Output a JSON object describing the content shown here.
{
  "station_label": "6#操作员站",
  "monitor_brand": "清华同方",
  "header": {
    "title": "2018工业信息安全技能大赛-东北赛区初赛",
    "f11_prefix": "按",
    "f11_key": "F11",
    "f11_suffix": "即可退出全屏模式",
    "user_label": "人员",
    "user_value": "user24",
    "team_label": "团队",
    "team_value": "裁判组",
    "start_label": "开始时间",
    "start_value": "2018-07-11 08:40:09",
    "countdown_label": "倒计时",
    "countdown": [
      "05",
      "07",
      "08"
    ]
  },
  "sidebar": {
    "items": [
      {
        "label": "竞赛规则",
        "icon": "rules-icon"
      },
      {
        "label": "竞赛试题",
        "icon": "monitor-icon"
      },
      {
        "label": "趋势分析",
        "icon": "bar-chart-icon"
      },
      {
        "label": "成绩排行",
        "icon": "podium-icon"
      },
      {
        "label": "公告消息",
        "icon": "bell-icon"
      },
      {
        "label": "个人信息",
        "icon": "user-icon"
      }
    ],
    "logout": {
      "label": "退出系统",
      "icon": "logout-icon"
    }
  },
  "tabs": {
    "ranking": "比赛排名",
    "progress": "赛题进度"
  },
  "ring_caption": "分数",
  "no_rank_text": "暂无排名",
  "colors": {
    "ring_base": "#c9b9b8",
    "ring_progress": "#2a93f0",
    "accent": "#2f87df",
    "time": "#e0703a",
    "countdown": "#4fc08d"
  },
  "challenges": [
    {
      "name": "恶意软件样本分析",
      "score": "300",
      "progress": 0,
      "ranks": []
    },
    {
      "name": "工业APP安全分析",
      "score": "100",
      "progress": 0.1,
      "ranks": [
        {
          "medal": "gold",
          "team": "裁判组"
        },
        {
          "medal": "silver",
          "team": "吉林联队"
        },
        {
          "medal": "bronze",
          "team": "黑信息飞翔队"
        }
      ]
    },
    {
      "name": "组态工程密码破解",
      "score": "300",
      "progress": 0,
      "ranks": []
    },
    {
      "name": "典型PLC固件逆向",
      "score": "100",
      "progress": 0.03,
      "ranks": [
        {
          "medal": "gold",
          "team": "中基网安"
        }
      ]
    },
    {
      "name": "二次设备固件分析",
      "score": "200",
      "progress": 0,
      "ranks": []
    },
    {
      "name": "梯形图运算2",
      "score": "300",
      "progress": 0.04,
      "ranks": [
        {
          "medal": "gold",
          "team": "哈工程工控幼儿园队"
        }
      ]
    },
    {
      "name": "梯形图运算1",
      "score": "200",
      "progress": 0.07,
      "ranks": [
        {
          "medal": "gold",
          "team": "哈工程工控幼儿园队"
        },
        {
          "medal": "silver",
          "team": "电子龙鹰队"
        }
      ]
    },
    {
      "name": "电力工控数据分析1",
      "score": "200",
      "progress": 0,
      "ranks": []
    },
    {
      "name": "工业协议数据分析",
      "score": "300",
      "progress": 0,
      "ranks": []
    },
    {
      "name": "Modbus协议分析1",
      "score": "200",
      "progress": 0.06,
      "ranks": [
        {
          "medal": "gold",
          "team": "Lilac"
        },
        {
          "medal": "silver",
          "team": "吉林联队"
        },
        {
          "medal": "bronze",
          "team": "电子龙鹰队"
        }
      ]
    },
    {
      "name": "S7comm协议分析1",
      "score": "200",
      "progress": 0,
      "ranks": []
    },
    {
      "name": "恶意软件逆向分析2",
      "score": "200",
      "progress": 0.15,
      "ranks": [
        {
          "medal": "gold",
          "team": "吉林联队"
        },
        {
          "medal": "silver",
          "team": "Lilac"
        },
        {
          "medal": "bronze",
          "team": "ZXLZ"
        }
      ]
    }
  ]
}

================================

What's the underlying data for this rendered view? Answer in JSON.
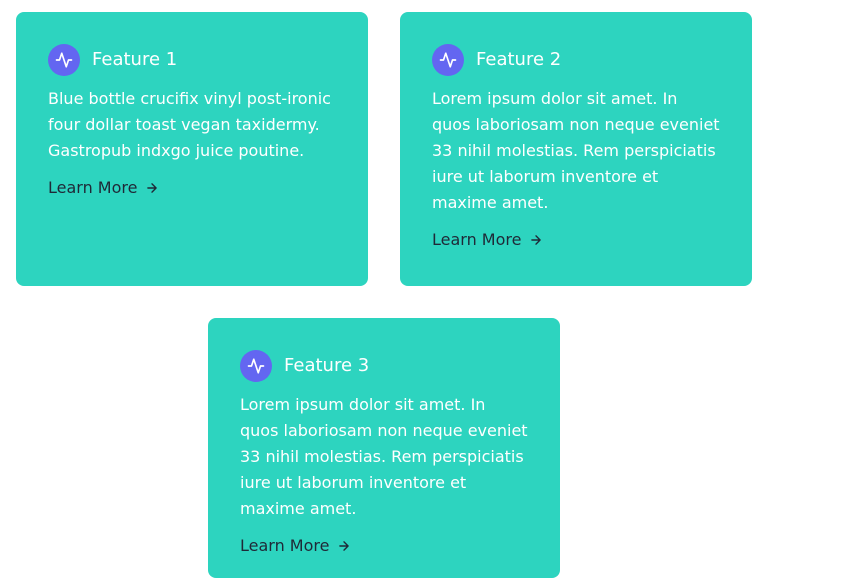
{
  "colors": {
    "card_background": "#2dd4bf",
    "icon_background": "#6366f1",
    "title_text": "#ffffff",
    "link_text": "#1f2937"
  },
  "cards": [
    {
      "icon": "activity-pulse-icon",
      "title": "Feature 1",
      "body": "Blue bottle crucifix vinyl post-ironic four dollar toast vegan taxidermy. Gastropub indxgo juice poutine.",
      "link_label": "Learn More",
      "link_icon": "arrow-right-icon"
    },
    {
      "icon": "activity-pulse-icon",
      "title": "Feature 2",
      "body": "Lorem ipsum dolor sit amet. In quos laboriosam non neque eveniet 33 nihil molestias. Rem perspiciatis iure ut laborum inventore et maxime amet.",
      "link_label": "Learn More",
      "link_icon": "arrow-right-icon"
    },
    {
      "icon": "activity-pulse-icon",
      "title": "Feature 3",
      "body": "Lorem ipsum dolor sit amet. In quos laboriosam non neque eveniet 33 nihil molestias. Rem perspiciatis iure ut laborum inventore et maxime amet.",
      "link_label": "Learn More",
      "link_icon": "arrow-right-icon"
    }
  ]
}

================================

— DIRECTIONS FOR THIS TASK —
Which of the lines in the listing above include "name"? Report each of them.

— REPLY —
      "name": "恶意软件样本分析",
      "name": "工业APP安全分析",
      "name": "组态工程密码破解",
      "name": "典型PLC固件逆向",
      "name": "二次设备固件分析",
      "name": "梯形图运算2",
      "name": "梯形图运算1",
      "name": "电力工控数据分析1",
      "name": "工业协议数据分析",
      "name": "Modbus协议分析1",
      "name": "S7comm协议分析1",
      "name": "恶意软件逆向分析2",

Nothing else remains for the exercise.